Disturbed mold growth on building materials can produce an exposure hazard to immune-compromised individuals or individuals with mold allergies, while PCBs have been associated with skin conditions in adults and neurobehavioral and immunological changes in children.
Emergency restoration projects take place in complicated, stressful environments, and firms are often under significant reconstruction and re-occupancy timing pressures, and often have limited resources. However, the emergency nature of the work should not prevent consideration of a potential hazardous environment, such as from asbestos, lead, mold, and PCBs. The catastrophic “laundry room” scenario initially described and scenarios like it can be avoided through careful planning.
Asbestos and lead inspections are completed by accredited/licensed inspectors. Licensed asbestos building inspectors sample suspect building materials, and bulk-sample analysis is completed by accredited and licensed environmental laboratories. Experienced and qualified inspectors should be retained to assess potentially mold-impacted areas, and to identify and sample building materials suspected to contain PCBs.
Site inspections can be completed relatively quickly, and bulk sample results can be returned within hours to avoid renovation delays. Pre-planning and efficient coordination between the restoration contractor, the inspector, and the licensed laboratory is the key to reducing potential reconstruction and re-occupancy delays.
Inspectors can be employed by the restoration contractor, however this arrangement can present obvious conflicts of interest; a third-party consultant is recommended to eliminate this potential issue. The cost of an asbestos inspection varies and is dependent on property location, the size of area of restoration, the scope of the project, the cost of laboratory bulk sample analysis, and the number of bulk samples collected.

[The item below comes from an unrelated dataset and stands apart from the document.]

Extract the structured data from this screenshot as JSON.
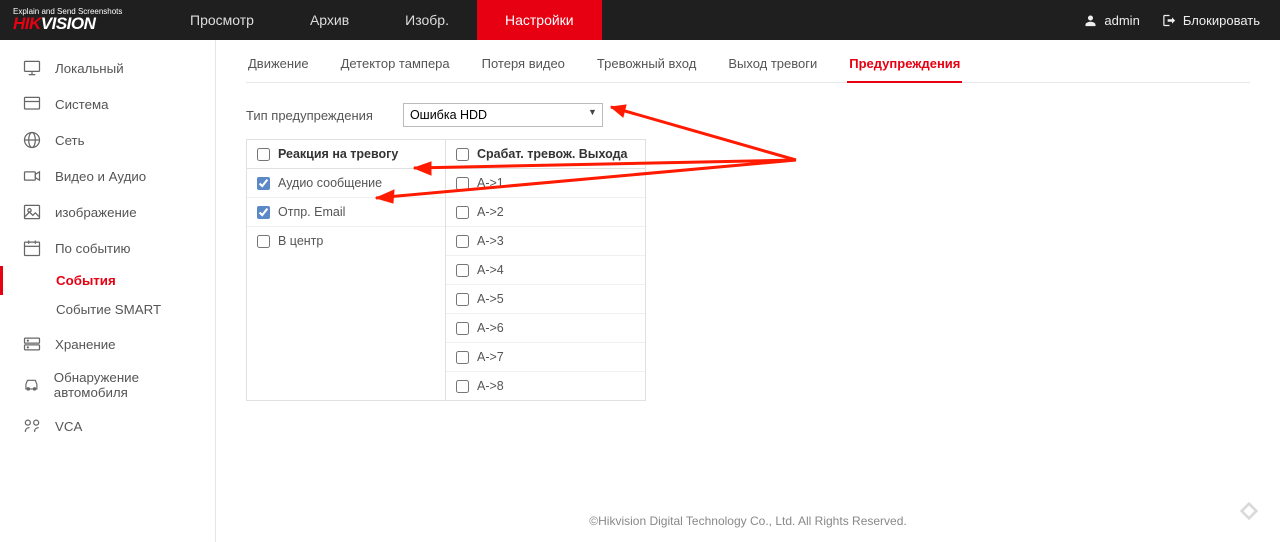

While bringing in inspectors to sample suspect materials does add a cost to restoration projects, this cost is far lower than the unnecessary liability for the contractor, and the significant regulatory fines, legal and financial liability litigation, additional consultant and abatement fees, personal content contamination cleaning or replacement costs, and professional reputational damage.